In the entries below, find every line with "zoom" and copy it.
===== Data listing =====
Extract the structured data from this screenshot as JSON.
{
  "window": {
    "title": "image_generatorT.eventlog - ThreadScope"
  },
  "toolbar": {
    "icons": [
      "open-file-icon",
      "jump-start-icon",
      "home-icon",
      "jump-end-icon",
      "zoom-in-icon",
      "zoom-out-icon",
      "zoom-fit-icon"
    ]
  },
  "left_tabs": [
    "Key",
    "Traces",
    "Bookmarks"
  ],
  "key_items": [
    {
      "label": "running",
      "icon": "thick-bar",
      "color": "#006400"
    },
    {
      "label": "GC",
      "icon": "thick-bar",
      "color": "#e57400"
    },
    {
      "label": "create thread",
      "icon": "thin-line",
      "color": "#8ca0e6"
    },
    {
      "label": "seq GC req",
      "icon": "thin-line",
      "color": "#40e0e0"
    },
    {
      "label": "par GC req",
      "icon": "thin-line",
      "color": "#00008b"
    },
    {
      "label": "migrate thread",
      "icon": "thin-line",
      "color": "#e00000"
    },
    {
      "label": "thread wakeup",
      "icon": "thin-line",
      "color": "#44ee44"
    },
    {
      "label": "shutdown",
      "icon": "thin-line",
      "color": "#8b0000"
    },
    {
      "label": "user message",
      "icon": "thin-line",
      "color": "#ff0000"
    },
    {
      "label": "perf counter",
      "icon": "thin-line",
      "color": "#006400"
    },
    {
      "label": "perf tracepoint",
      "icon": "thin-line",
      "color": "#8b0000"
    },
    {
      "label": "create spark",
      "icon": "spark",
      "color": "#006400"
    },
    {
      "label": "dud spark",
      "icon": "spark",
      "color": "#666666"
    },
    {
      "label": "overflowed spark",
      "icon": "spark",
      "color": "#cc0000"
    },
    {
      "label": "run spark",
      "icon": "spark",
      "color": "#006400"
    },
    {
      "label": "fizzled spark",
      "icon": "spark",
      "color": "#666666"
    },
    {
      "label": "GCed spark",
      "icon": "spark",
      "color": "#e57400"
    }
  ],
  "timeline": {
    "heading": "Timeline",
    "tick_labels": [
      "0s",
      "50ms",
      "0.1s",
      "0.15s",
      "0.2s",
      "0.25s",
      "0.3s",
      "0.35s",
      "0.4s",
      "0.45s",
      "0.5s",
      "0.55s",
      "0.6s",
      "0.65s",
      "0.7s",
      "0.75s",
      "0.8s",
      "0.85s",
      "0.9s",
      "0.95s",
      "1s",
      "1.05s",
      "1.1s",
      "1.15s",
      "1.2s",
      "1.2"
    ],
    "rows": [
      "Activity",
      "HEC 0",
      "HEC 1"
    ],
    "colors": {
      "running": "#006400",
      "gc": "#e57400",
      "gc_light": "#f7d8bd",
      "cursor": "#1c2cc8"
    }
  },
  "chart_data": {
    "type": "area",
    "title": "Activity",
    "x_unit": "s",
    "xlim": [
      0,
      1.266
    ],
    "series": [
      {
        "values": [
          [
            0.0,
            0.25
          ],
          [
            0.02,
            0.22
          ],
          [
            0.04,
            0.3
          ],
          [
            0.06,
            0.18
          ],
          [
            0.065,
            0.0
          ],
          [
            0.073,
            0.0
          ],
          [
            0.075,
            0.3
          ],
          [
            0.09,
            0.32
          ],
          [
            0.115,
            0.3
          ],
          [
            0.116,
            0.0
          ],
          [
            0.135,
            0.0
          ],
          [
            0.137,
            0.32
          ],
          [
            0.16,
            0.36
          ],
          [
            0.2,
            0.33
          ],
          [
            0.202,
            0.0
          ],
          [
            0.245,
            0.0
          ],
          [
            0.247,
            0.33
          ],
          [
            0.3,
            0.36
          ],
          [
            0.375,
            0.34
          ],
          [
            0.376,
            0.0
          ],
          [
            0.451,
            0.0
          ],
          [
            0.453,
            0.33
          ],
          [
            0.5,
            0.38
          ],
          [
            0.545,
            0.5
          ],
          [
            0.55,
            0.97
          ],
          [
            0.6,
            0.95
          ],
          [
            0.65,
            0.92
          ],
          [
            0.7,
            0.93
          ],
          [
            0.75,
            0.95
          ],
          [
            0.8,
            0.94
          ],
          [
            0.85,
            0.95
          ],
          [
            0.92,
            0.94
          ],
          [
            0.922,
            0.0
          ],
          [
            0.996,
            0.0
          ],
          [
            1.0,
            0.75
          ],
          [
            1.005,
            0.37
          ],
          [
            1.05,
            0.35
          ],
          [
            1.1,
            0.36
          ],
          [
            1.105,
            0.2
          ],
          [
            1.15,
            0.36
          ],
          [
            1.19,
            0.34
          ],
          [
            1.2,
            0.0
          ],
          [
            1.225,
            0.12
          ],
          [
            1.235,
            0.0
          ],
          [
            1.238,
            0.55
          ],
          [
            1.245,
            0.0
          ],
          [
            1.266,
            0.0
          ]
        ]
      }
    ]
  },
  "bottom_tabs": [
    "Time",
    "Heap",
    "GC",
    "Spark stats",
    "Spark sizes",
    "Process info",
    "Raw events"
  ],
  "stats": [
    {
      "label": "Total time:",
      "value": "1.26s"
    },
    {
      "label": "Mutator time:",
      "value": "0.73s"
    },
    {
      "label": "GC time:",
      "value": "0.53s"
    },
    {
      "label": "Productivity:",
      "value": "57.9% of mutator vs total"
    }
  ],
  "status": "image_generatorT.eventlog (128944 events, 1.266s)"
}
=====
_Your solution_
      "zoom-in-icon",
      "zoom-out-icon",
      "zoom-fit-icon"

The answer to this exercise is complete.